Entries follow. Return each line that contains the word "data".

Entries shown below:

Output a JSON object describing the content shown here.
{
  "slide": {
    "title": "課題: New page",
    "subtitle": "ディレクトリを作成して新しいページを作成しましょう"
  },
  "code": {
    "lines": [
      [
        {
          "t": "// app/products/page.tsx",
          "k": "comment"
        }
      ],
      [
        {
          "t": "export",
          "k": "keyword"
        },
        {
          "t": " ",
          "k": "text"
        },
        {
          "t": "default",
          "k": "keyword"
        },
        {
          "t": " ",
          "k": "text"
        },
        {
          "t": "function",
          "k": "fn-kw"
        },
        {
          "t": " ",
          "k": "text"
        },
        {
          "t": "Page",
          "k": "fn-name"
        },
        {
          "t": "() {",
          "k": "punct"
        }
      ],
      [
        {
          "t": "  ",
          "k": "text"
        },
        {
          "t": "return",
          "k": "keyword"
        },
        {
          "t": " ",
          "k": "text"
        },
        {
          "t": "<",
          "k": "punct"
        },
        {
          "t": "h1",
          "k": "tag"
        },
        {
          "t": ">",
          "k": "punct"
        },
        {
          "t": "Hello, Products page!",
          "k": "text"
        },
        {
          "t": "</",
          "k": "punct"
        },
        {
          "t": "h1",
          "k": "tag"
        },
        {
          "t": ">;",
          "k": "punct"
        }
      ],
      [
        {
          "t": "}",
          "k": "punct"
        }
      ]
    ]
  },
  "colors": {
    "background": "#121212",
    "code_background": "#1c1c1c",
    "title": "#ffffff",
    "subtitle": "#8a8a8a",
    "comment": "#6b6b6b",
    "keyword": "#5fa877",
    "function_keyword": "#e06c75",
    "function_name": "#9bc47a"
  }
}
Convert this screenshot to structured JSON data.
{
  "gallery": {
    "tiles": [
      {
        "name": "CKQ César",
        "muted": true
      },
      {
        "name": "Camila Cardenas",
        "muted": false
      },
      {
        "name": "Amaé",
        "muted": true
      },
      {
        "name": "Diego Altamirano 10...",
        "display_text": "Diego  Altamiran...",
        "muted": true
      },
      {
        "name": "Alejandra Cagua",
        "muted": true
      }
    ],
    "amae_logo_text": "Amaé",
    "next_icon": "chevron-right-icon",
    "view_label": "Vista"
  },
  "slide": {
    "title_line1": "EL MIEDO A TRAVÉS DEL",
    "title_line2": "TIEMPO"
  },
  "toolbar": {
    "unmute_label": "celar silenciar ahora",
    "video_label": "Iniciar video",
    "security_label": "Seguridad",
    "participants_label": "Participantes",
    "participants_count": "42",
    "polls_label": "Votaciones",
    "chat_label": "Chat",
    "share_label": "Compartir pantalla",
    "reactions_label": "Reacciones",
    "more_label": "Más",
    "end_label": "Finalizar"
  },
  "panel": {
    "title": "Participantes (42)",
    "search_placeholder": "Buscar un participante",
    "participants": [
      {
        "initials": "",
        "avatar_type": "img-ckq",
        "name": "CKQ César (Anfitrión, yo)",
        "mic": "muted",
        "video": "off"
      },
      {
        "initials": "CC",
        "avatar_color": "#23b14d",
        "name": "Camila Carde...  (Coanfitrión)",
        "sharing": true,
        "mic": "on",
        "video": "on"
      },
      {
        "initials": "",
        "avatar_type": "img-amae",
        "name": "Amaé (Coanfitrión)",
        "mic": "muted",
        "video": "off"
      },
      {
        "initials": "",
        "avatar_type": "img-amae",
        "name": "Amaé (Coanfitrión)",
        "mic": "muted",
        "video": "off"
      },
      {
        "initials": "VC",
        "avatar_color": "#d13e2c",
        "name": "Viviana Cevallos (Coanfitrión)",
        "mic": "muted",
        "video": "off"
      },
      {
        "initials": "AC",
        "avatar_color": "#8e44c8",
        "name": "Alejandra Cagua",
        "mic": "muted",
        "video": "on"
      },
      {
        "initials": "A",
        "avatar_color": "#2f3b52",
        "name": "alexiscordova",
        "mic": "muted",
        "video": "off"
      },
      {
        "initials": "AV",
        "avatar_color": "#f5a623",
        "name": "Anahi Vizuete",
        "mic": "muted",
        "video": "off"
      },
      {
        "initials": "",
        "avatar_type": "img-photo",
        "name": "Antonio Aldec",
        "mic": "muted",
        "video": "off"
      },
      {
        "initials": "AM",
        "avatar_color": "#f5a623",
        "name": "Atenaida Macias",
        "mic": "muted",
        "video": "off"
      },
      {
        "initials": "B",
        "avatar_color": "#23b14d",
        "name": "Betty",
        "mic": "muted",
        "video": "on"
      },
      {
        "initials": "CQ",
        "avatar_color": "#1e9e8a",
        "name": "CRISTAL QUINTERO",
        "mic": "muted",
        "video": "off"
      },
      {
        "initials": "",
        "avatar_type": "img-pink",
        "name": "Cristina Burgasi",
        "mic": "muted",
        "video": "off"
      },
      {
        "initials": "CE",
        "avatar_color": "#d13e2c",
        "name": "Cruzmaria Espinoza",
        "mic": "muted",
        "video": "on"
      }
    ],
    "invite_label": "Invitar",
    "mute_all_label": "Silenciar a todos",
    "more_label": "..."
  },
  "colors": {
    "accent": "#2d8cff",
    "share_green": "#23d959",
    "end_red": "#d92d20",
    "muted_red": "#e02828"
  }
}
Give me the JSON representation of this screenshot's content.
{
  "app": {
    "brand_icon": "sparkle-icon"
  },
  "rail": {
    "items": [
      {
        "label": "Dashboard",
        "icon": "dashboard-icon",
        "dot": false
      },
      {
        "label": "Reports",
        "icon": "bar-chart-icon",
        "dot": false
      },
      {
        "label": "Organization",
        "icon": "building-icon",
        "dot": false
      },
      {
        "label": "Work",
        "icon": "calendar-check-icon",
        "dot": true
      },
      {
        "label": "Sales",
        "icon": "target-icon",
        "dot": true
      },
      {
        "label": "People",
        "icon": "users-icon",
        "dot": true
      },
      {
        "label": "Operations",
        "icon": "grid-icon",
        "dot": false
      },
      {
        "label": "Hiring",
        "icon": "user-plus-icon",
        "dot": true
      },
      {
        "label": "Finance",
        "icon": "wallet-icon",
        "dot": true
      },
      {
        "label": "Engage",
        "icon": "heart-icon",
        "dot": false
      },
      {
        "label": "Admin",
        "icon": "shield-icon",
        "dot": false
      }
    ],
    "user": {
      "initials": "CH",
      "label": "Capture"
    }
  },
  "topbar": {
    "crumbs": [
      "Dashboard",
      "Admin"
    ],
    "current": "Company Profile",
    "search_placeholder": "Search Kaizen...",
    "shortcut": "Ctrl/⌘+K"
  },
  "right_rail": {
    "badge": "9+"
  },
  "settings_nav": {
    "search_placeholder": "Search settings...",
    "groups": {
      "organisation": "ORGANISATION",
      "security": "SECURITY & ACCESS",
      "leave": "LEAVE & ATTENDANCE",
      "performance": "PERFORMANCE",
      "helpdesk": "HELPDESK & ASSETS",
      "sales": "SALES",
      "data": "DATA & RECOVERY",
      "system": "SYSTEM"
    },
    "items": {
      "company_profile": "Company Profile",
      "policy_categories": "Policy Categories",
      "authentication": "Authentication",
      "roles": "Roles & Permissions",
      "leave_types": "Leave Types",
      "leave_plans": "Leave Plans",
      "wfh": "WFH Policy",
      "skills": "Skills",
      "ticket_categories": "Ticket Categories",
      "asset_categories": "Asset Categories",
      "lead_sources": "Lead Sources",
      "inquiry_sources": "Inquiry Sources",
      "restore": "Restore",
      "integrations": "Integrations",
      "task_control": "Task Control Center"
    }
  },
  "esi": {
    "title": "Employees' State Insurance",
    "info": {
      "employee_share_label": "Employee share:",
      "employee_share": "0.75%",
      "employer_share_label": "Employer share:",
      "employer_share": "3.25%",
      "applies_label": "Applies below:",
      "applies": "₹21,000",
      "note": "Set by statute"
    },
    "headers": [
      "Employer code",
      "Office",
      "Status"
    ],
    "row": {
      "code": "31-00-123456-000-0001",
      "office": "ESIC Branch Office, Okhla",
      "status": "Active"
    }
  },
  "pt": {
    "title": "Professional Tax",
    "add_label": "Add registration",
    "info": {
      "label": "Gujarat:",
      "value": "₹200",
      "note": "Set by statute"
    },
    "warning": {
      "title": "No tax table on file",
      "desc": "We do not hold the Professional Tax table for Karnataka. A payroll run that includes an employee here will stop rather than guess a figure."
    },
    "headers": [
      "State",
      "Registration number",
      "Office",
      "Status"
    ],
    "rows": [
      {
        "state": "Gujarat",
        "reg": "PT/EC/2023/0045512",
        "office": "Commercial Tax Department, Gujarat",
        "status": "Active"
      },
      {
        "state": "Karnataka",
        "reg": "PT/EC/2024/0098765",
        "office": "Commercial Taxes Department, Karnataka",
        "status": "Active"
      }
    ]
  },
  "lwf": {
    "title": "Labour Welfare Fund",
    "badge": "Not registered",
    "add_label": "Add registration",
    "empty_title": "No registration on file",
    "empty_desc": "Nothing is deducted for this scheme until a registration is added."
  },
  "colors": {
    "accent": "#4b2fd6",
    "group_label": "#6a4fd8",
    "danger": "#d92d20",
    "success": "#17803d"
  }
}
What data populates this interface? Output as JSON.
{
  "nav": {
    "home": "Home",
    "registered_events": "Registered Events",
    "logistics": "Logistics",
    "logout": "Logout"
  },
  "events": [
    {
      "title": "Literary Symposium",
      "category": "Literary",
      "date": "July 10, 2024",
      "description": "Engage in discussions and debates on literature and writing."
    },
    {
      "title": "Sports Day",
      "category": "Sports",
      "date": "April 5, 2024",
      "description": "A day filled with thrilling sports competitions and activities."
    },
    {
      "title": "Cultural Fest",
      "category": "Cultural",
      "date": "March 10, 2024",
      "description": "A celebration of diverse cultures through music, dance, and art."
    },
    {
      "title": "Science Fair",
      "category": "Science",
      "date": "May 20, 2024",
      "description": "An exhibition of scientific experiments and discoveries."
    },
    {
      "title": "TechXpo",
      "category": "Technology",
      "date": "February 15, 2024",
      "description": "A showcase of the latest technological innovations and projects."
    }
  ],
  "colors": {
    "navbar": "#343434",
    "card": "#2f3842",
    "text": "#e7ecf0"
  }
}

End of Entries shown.

_Problem solution_
Convert this screenshot to structured JSON data.
      "data": "DATA & RECOVERY",
What data populates this interface? Output as JSON.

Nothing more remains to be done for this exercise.